#### [Problem]
Only the lines that hold "coin" should be in the answer, each copied from the data below.

═══ Records for this task

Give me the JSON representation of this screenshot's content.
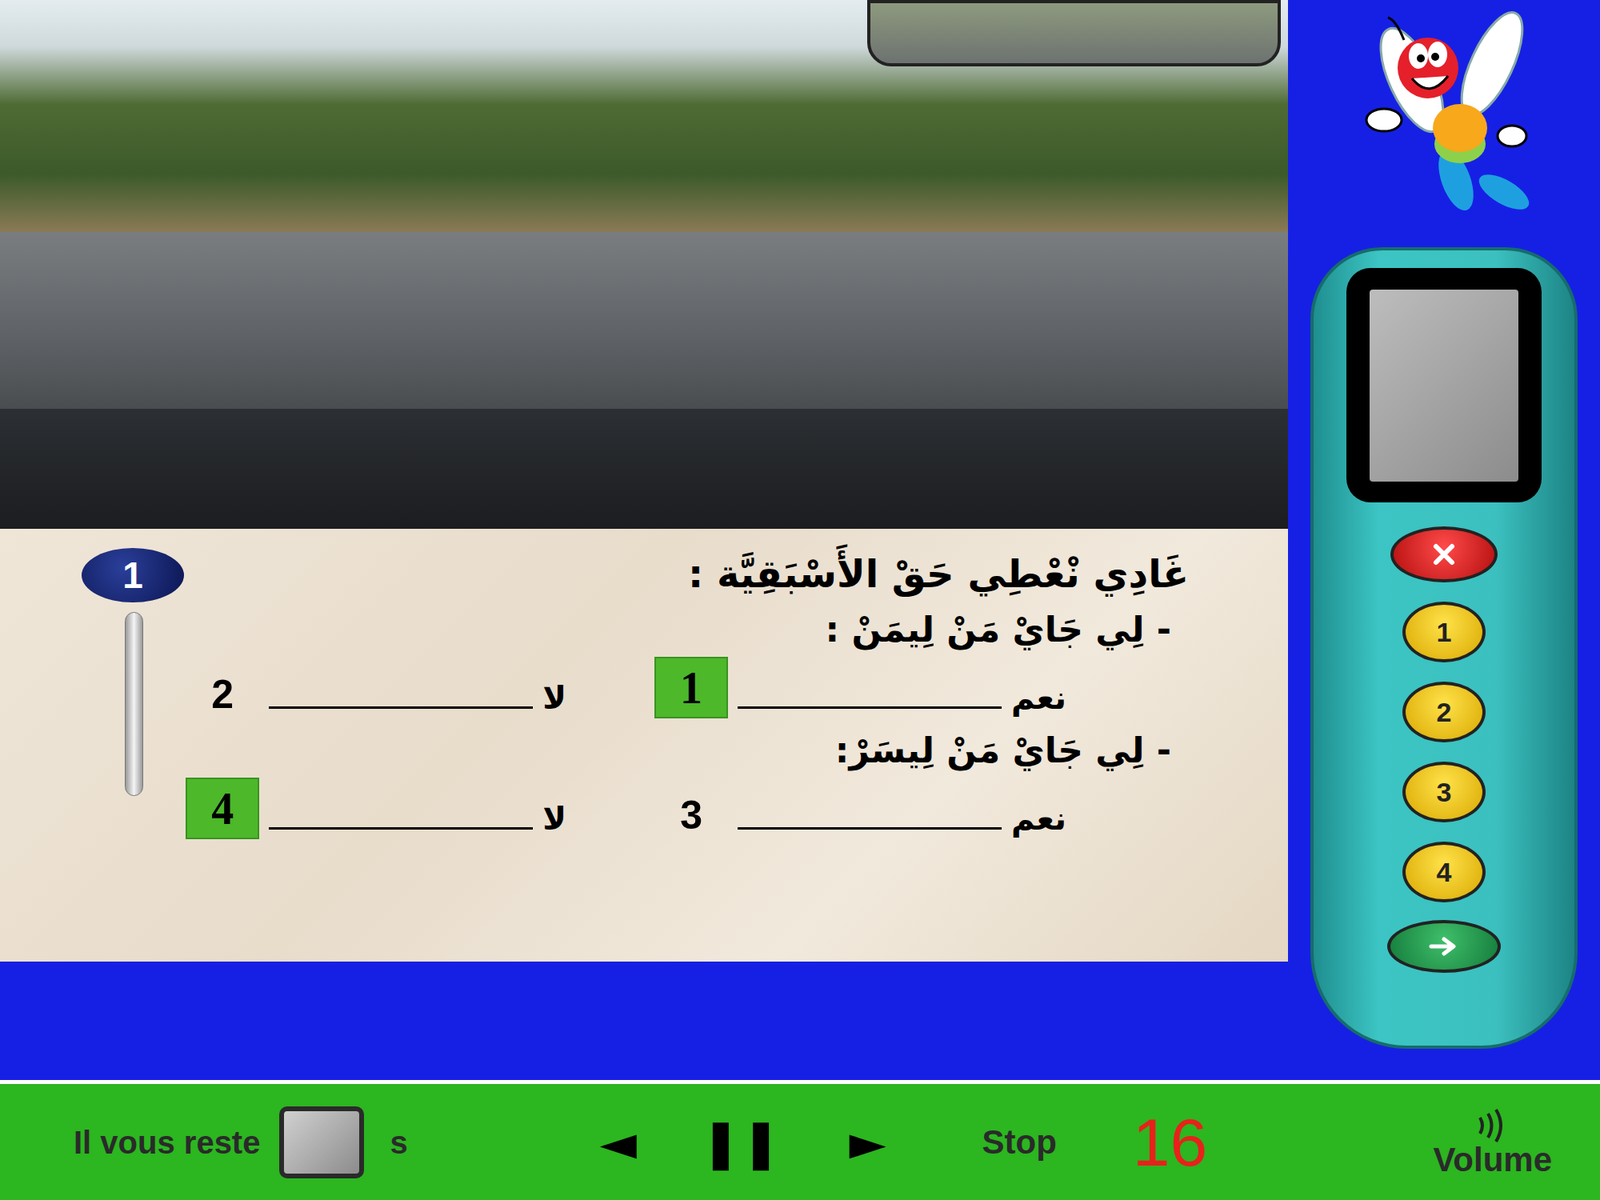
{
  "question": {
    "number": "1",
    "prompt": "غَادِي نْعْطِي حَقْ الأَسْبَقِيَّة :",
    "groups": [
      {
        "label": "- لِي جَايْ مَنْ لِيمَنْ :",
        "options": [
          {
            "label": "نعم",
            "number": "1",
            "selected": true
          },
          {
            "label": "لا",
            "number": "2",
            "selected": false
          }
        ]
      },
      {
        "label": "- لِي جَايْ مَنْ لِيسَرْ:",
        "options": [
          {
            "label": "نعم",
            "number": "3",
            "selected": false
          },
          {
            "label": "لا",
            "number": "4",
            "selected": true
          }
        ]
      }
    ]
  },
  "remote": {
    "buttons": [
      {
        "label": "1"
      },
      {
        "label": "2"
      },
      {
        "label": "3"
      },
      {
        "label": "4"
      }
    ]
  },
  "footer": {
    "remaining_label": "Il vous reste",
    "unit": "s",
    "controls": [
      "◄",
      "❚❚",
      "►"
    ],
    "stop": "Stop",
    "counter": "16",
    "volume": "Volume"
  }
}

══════
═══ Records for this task

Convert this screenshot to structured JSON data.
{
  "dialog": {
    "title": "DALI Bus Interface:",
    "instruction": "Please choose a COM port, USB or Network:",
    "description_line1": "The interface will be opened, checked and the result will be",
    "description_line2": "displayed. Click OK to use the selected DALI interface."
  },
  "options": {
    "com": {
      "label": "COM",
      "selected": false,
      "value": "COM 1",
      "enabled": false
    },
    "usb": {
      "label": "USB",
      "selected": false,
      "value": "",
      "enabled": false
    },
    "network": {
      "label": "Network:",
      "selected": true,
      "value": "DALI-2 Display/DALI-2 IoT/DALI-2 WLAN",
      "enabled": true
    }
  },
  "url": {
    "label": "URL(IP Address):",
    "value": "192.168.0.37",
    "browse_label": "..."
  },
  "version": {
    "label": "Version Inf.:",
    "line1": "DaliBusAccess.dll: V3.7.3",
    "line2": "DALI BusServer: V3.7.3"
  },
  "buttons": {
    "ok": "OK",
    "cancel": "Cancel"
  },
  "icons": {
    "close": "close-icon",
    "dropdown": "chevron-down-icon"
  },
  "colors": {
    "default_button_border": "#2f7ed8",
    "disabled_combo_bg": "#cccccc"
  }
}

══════
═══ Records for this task

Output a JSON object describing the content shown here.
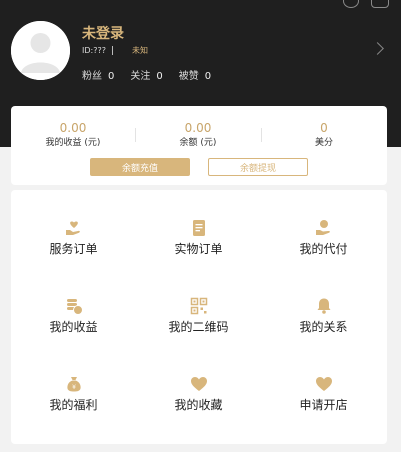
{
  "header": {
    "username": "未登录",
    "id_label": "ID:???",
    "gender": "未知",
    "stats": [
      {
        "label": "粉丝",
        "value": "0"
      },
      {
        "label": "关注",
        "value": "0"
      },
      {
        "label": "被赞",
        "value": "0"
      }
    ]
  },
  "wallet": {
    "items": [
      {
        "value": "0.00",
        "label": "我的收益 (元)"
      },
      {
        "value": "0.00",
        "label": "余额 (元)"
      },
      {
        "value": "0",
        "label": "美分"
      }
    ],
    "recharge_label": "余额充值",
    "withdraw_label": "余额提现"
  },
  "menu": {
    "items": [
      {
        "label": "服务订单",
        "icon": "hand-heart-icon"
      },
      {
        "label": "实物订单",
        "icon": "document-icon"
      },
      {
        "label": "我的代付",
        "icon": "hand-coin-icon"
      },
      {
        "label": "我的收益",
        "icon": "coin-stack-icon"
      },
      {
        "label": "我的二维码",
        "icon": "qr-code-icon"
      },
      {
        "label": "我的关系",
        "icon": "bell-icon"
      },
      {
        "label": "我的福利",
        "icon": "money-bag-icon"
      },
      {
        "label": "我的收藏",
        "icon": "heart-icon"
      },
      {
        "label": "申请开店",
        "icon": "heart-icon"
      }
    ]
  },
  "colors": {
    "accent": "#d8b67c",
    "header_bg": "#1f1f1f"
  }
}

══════

#### [Output below]
        "icon": "hand-coin-icon"
        "icon": "coin-stack-icon"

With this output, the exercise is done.